(RECORDS FOR THE EXERCISE Opens)

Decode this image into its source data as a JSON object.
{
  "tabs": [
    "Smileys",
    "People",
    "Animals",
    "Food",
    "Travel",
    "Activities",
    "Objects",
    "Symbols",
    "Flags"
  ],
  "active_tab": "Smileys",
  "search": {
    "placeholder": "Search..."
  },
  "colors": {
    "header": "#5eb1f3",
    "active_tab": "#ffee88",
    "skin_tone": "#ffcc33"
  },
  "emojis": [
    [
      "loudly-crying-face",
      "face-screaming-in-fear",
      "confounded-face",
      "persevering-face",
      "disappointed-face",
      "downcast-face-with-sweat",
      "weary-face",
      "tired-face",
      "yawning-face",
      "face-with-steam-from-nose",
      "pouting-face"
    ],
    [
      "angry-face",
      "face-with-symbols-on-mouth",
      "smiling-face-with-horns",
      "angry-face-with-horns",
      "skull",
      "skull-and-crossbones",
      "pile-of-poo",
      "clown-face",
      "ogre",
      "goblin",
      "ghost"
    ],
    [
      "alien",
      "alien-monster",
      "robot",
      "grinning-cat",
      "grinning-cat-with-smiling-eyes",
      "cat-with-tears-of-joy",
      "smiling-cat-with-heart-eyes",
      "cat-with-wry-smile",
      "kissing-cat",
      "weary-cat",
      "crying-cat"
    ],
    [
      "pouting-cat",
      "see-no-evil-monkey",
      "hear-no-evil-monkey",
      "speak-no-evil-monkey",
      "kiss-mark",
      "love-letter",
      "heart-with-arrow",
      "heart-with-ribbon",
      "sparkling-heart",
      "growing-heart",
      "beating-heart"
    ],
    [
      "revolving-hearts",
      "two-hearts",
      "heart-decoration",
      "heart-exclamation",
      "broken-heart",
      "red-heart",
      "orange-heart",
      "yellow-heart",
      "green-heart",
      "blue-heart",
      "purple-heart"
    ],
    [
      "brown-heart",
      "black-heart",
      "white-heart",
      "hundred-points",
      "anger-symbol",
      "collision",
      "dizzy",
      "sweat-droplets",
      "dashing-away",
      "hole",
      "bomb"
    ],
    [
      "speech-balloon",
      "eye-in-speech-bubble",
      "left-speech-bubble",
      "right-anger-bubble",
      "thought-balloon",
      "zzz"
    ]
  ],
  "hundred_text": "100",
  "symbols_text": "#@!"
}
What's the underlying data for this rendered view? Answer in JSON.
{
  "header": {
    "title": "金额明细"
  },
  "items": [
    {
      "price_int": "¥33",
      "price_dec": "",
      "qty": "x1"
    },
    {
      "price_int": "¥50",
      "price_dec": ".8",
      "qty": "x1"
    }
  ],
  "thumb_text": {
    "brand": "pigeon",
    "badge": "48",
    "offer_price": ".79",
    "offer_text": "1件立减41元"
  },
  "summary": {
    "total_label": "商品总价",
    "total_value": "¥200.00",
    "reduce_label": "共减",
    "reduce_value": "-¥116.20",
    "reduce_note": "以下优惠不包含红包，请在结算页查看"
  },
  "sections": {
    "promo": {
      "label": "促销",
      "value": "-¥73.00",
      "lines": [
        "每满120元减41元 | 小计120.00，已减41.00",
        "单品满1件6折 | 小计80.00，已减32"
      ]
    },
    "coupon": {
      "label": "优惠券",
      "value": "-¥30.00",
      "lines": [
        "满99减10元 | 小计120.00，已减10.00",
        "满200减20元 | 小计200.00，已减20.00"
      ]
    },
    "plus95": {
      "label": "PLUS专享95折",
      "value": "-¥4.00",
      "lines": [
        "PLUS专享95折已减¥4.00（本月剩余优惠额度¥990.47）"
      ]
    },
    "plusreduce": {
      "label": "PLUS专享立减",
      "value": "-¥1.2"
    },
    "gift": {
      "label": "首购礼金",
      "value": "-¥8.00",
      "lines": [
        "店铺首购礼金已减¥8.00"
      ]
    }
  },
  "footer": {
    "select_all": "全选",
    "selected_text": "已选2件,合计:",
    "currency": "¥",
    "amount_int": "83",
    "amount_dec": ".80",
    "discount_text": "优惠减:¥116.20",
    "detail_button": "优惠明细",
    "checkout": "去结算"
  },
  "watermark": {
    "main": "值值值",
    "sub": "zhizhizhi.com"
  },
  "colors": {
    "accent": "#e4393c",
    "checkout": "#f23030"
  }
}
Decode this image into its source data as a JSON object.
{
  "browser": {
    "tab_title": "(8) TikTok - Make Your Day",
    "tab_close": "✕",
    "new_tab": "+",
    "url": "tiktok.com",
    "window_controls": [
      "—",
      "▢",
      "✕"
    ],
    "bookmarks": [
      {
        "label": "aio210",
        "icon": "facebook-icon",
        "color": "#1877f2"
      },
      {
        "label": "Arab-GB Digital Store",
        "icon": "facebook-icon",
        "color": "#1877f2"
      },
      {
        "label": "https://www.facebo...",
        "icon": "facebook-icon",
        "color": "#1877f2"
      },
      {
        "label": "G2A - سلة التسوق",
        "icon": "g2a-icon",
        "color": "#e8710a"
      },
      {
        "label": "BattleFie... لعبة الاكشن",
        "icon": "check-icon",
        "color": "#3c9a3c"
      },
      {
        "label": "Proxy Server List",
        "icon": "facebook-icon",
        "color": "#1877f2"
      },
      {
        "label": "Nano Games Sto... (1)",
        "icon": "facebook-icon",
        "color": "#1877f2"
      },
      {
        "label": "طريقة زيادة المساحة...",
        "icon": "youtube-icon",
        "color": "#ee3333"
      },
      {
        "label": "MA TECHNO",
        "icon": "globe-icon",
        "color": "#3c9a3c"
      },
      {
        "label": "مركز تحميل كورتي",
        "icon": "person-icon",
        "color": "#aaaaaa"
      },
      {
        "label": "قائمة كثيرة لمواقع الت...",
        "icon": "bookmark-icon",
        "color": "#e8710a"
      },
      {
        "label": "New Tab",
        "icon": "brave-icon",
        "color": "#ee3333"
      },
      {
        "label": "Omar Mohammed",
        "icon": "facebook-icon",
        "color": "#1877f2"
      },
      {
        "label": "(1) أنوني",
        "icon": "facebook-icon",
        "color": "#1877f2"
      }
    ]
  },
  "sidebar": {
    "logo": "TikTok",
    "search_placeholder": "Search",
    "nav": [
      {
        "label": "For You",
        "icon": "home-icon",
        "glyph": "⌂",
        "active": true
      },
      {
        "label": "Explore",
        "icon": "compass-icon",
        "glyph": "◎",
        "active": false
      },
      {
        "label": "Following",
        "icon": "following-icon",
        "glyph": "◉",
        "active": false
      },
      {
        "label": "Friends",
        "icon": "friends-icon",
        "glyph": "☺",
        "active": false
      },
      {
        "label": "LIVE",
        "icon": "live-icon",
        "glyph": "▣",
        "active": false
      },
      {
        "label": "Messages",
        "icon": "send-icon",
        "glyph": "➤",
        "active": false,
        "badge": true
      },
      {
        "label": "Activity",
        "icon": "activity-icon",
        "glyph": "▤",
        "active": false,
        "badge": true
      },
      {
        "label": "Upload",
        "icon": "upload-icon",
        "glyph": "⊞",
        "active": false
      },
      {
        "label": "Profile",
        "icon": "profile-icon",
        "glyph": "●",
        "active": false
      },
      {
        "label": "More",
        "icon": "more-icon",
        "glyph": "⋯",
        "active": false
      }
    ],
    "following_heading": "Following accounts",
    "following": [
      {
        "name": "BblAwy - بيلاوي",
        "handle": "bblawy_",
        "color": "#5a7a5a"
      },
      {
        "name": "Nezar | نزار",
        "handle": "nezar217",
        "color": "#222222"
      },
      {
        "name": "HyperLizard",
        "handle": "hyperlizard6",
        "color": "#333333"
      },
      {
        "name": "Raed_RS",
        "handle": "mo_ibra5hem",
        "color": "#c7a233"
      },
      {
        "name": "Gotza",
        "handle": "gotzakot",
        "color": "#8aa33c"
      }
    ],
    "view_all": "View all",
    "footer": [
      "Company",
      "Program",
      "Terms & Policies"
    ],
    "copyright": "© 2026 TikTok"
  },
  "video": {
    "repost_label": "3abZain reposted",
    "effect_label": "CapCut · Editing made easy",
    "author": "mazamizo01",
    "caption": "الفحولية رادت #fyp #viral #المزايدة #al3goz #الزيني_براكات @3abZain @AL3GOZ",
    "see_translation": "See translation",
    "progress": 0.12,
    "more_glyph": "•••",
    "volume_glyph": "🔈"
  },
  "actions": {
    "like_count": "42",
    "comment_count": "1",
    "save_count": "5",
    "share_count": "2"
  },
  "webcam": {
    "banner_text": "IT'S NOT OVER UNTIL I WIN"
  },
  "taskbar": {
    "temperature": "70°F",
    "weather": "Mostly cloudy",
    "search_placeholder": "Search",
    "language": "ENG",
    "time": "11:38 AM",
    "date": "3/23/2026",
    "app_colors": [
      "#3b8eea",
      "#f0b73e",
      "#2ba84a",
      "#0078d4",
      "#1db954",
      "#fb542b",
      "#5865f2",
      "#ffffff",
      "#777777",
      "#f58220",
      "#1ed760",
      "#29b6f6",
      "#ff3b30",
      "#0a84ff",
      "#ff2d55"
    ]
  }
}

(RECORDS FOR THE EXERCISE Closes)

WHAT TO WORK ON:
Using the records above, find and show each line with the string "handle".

TASK RESPONSE:
        "handle": "bblawy_",
        "handle": "nezar217",
        "handle": "hyperlizard6",
        "handle": "mo_ibra5hem",
        "handle": "gotzakot",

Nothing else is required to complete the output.